As we cruise through our career path, it can be tempting to fall into comfortable patterns and turn autopilot on as we coast from project to project. But as the world changes and projects become more complex, it is imperative to remain in the driver’s seat to ensure that we constantly remove road blocks that make our project teams falter and pause. Follow the below tips to ensure that you and your project team are moving along at speed.
Create limits with your space and time. Have you ever sat at your desk thinking about what you needed to do, but kept putting off the tasks at hand in favour of procrastinating? Sometimes when we are sitting in our work area we trick ourselves into thinking that we are being productive. This is because we are so close to actually being productive in our work space: we have the desk prepared, the computer is powered on, and the pen is readied.

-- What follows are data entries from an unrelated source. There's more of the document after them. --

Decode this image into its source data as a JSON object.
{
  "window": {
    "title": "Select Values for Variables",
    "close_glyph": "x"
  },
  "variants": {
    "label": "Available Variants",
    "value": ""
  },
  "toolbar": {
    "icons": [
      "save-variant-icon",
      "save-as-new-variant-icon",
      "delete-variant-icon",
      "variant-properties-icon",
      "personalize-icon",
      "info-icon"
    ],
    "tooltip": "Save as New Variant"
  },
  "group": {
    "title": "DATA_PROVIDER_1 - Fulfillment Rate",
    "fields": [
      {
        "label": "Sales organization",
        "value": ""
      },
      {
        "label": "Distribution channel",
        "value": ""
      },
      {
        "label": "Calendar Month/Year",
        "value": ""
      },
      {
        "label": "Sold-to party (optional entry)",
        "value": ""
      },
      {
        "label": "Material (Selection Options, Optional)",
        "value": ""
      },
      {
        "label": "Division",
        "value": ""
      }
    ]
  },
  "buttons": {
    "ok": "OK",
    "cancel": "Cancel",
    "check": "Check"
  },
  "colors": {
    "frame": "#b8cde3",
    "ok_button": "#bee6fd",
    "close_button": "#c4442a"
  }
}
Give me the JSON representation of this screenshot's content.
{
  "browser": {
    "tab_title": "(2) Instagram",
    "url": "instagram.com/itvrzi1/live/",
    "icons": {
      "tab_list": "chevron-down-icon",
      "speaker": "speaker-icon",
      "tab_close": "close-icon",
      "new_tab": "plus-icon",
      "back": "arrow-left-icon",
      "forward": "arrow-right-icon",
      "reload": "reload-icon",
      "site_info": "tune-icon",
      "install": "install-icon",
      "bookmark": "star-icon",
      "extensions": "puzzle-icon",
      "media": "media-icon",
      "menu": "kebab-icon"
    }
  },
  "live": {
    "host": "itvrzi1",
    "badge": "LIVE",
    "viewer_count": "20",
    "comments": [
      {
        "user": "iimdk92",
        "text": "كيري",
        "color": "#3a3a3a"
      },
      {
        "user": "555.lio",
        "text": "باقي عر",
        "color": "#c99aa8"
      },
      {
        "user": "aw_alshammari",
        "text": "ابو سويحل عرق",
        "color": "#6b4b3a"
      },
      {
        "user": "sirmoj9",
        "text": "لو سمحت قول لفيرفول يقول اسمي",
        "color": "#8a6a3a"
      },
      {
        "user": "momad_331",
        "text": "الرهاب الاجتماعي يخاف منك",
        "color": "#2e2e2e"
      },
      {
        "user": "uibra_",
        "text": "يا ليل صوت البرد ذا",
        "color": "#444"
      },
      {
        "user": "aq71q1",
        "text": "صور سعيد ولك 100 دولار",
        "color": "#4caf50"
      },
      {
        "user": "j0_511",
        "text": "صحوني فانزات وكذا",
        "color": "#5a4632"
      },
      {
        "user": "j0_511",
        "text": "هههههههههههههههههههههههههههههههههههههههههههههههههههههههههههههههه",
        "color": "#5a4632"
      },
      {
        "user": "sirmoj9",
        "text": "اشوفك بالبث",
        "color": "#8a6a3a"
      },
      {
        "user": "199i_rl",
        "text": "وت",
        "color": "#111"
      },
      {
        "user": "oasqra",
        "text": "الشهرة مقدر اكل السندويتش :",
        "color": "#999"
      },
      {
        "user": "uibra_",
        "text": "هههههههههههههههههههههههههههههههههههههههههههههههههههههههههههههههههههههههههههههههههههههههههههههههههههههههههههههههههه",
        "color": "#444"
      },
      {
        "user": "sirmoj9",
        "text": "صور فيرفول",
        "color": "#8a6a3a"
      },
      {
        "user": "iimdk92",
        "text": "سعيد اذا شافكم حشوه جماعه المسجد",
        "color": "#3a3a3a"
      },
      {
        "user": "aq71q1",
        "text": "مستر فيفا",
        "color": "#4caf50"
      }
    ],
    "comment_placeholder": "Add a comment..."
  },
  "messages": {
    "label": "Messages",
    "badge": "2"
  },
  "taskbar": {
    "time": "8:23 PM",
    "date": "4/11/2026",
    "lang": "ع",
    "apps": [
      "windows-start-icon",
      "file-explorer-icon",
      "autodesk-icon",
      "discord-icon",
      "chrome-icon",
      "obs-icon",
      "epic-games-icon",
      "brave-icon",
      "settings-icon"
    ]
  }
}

But we are fooling ourselves; productivity is not an area, it is an action.
To help rid yourself and your team of this habit, make sure that you set limits on your workspace and time. If you are sitting in your workspace and not working, it means you need to take an actual break, as you are not making yourself more productive by staring at the computer screen.
Set a time limit to take a break to do whatever it is that is distracting you from work, whether that is getting lost in the world of Facebook status updates or scrolling through your Pinterest account. Then come back to your workspace with a goal in mind, and don’t take any breaks until your goal is completed.
Most people find their groove when they are working towards a goal, so don’t be surprised if you don’t need a break after you have accomplished your task. By creating more boundaries for yourself within your work, you’re remove the barrier of distraction and are able to accomplish more.
Healthy team dynamics. While team members’ hard skills are an important aspect of any project team, it is important for the team to not lose sight of the soft skills that make working together possible. Conflict within a project team can be one of the biggest barriers to speed and can not only be frustrating but a waste of time and resources.
Growing up, we’ve all learned the Golden Rule: Treat others the way that you want to be treated. But to ensure that your project team is harmonious and successful, make sure that you are all following the Platinum Rule: Treat others how they want to be treated. The more you pay attention to how others prefer to communicate and the style of work that they prefer, the better you will be able to work in a way that maximizes their capabilities.
Take a ‘funk-buster’ break. It’s 3pm. You are on your third cup of coffee and staring at your computer, but for some reason your brain won’t work, and you still have to finish your quarterly report! This condition is commonly referred to as a ‘funk’ and happens when your body thinks it is sleeping because it hasn’t exerted any energy for a significant period of time.
When you find yourself in a funk, instead of trying to push your way through it, take a break. Get up out of your chair and do some jumping jacks. Take a walk around the block. Have a small dance party for one. Stop the funk as soon as you can by getting some motion into your body to remind your brain that it needs to be on alert and ready for action.
Achieve flow. You now have a productive project team that sets time and space boundaries, has great team dynamics, and is funk-proof. The next thing to do is to ensure that your team has the skills and motivation required to get the tasks done. For your project team to be the most efficient, each member of your team should be able to consistently achieve a state of flow while performing project tasks.
Flow is a mental state where an individual is completely immersed and focused on the tasks at hand. Flow happens when there is a balance between ability level and challenge, and when there is a very clear goal.
The three biggest barriers to achieving flow are inadequate skills and/or preparation, confusion as to what the end goal is, and a lack of personal meaning in the task at hand. Make sure that your project team has the skill sets they require for their project deliverables, are able to keep their eye on the prize with clear goals, and has a personal vested interest in what it is they are doing.
Keep these tips in mind when you are safely steering your project team around barriers to speed and towards project success!
Co-authored by Kristen LaBrosse